Print each record exactly, with no word added or removed.

(Dataset rows for apps and sites)
------

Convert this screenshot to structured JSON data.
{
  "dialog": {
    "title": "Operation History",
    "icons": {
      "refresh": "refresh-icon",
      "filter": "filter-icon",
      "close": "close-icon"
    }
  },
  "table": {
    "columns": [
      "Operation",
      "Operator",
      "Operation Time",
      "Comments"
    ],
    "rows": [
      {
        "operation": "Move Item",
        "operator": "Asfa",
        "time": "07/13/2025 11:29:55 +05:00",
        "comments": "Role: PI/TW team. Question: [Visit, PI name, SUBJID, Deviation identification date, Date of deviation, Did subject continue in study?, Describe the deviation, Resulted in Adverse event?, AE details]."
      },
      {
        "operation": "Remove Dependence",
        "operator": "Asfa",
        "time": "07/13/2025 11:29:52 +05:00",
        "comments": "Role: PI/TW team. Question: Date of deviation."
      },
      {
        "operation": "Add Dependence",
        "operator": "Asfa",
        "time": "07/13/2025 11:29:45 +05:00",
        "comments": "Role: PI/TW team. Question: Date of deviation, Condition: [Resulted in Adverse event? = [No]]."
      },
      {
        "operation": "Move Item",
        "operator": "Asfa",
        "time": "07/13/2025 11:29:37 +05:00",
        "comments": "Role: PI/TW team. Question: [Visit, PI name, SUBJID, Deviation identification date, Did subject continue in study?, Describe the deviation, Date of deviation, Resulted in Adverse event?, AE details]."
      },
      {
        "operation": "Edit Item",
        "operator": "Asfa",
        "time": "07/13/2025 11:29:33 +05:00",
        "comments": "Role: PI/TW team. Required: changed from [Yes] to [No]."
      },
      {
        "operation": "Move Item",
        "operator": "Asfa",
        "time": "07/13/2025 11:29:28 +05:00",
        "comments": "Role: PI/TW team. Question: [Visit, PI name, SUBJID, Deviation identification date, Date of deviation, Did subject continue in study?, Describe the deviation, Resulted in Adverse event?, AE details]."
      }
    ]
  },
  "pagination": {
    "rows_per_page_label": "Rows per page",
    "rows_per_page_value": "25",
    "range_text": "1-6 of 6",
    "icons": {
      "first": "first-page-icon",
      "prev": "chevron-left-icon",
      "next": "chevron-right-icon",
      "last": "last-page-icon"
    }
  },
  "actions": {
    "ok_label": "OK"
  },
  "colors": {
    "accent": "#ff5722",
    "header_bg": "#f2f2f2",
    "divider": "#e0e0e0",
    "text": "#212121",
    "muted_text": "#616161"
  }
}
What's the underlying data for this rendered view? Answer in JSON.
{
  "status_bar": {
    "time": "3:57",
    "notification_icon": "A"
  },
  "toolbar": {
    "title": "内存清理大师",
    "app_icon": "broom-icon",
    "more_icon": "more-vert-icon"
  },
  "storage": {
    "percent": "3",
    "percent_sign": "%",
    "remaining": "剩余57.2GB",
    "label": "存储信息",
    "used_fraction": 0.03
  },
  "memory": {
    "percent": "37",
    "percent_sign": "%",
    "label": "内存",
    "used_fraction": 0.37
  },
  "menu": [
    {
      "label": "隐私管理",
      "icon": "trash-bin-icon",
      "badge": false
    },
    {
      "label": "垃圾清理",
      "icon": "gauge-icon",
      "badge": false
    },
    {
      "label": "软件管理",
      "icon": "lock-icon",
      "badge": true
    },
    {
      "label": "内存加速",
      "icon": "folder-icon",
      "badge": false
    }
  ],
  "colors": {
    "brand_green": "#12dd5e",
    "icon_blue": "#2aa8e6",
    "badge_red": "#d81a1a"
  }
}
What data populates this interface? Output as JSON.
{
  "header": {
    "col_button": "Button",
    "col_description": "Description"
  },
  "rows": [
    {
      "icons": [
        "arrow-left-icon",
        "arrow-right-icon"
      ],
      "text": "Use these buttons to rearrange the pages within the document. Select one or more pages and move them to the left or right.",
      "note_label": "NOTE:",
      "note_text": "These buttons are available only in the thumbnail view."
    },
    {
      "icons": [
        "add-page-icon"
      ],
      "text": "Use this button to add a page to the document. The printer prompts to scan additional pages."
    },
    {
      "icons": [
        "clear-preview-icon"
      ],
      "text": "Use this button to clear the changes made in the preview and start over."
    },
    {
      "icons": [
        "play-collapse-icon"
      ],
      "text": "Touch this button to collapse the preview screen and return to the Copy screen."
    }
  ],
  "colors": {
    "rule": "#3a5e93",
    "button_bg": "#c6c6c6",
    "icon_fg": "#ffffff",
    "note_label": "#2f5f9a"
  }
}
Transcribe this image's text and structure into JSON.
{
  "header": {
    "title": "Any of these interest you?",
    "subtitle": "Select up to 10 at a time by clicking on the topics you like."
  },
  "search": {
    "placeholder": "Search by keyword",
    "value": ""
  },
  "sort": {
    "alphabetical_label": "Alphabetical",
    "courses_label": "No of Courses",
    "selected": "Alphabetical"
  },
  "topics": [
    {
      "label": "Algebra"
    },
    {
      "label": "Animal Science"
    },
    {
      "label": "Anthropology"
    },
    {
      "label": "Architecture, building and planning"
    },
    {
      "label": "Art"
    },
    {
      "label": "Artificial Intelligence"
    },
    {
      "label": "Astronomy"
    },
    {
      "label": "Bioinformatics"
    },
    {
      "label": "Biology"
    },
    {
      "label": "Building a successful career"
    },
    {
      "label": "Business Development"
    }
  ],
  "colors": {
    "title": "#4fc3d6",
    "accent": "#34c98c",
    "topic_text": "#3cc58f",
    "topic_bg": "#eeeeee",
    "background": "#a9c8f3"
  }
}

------

> _Answer for this exercise_:
Convert this screenshot to structured JSON data.
{
  "dialog": {
    "title": "Operation History",
    "icons": {
      "refresh": "refresh-icon",
      "filter": "filter-icon",
      "close": "close-icon"
    }
  },
  "table": {
    "columns": [
      "Operation",
      "Operator",
      "Operation Time",
      "Comments"
    ],
    "rows": [
      {
        "operation": "Move Item",
        "operator": "Asfa",
        "time": "07/13/2025 11:29:55 +05:00",
        "comments": "Role: PI/TW team. Question: [Visit, PI name, SUBJID, Deviation identification date, Date of deviation, Did subject continue in study?, Describe the deviation, Resulted in Adverse event?, AE details]."
      },
      {
        "operation": "Remove Dependence",
        "operator": "Asfa",
        "time": "07/13/2025 11:29:52 +05:00",
        "comments": "Role: PI/TW team. Question: Date of deviation."
      },
      {
        "operation": "Add Dependence",
        "operator": "Asfa",
        "time": "07/13/2025 11:29:45 +05:00",
        "comments": "Role: PI/TW team. Question: Date of deviation, Condition: [Resulted in Adverse event? = [No]]."
      },
      {
        "operation": "Move Item",
        "operator": "Asfa",
        "time": "07/13/2025 11:29:37 +05:00",
        "comments": "Role: PI/TW team. Question: [Visit, PI name, SUBJID, Deviation identification date, Did subject continue in study?, Describe the deviation, Date of deviation, Resulted in Adverse event?, AE details]."
      },
      {
        "operation": "Edit Item",
        "operator": "Asfa",
        "time": "07/13/2025 11:29:33 +05:00",
        "comments": "Role: PI/TW team. Required: changed from [Yes] to [No]."
      },
      {
        "operation": "Move Item",
        "operator": "Asfa",
        "time": "07/13/2025 11:29:28 +05:00",
        "comments": "Role: PI/TW team. Question: [Visit, PI name, SUBJID, Deviation identification date, Date of deviation, Did subject continue in study?, Describe the deviation, Resulted in Adverse event?, AE details]."
      }
    ]
  },
  "pagination": {
    "rows_per_page_label": "Rows per page",
    "rows_per_page_value": "25",
    "range_text": "1-6 of 6",
    "icons": {
      "first": "first-page-icon",
      "prev": "chevron-left-icon",
      "next": "chevron-right-icon",
      "last": "last-page-icon"
    }
  },
  "actions": {
    "ok_label": "OK"
  },
  "colors": {
    "accent": "#ff5722",
    "header_bg": "#f2f2f2",
    "divider": "#e0e0e0",
    "text": "#212121",
    "muted_text": "#616161"
  }
}
What's the underlying data for this rendered view? Answer in JSON.
{
  "status_bar": {
    "time": "3:57",
    "notification_icon": "A"
  },
  "toolbar": {
    "title": "内存清理大师",
    "app_icon": "broom-icon",
    "more_icon": "more-vert-icon"
  },
  "storage": {
    "percent": "3",
    "percent_sign": "%",
    "remaining": "剩余57.2GB",
    "label": "存储信息",
    "used_fraction": 0.03
  },
  "memory": {
    "percent": "37",
    "percent_sign": "%",
    "label": "内存",
    "used_fraction": 0.37
  },
  "menu": [
    {
      "label": "隐私管理",
      "icon": "trash-bin-icon",
      "badge": false
    },
    {
      "label": "垃圾清理",
      "icon": "gauge-icon",
      "badge": false
    },
    {
      "label": "软件管理",
      "icon": "lock-icon",
      "badge": true
    },
    {
      "label": "内存加速",
      "icon": "folder-icon",
      "badge": false
    }
  ],
  "colors": {
    "brand_green": "#12dd5e",
    "icon_blue": "#2aa8e6",
    "badge_red": "#d81a1a"
  }
}
What data populates this interface? Output as JSON.
{
  "header": {
    "col_button": "Button",
    "col_description": "Description"
  },
  "rows": [
    {
      "icons": [
        "arrow-left-icon",
        "arrow-right-icon"
      ],
      "text": "Use these buttons to rearrange the pages within the document. Select one or more pages and move them to the left or right.",
      "note_label": "NOTE:",
      "note_text": "These buttons are available only in the thumbnail view."
    },
    {
      "icons": [
        "add-page-icon"
      ],
      "text": "Use this button to add a page to the document. The printer prompts to scan additional pages."
    },
    {
      "icons": [
        "clear-preview-icon"
      ],
      "text": "Use this button to clear the changes made in the preview and start over."
    },
    {
      "icons": [
        "play-collapse-icon"
      ],
      "text": "Touch this button to collapse the preview screen and return to the Copy screen."
    }
  ],
  "colors": {
    "rule": "#3a5e93",
    "button_bg": "#c6c6c6",
    "icon_fg": "#ffffff",
    "note_label": "#2f5f9a"
  }
}
Transcribe this image's text and structure into JSON.
{
  "header": {
    "title": "Any of these interest you?",
    "subtitle": "Select up to 10 at a time by clicking on the topics you like."
  },
  "search": {
    "placeholder": "Search by keyword",
    "value": ""
  },
  "sort": {
    "alphabetical_label": "Alphabetical",
    "courses_label": "No of Courses",
    "selected": "Alphabetical"
  },
  "topics": [
    {
      "label": "Algebra"
    },
    {
      "label": "Animal Science"
    },
    {
      "label": "Anthropology"
    },
    {
      "label": "Architecture, building and planning"
    },
    {
      "label": "Art"
    },
    {
      "label": "Artificial Intelligence"
    },
    {
      "label": "Astronomy"
    },
    {
      "label": "Bioinformatics"
    },
    {
      "label": "Biology"
    },
    {
      "label": "Building a successful career"
    },
    {
      "label": "Business Development"
    }
  ],
  "colors": {
    "title": "#4fc3d6",
    "accent": "#34c98c",
    "topic_text": "#3cc58f",
    "topic_bg": "#eeeeee",
    "background": "#a9c8f3"
  }
}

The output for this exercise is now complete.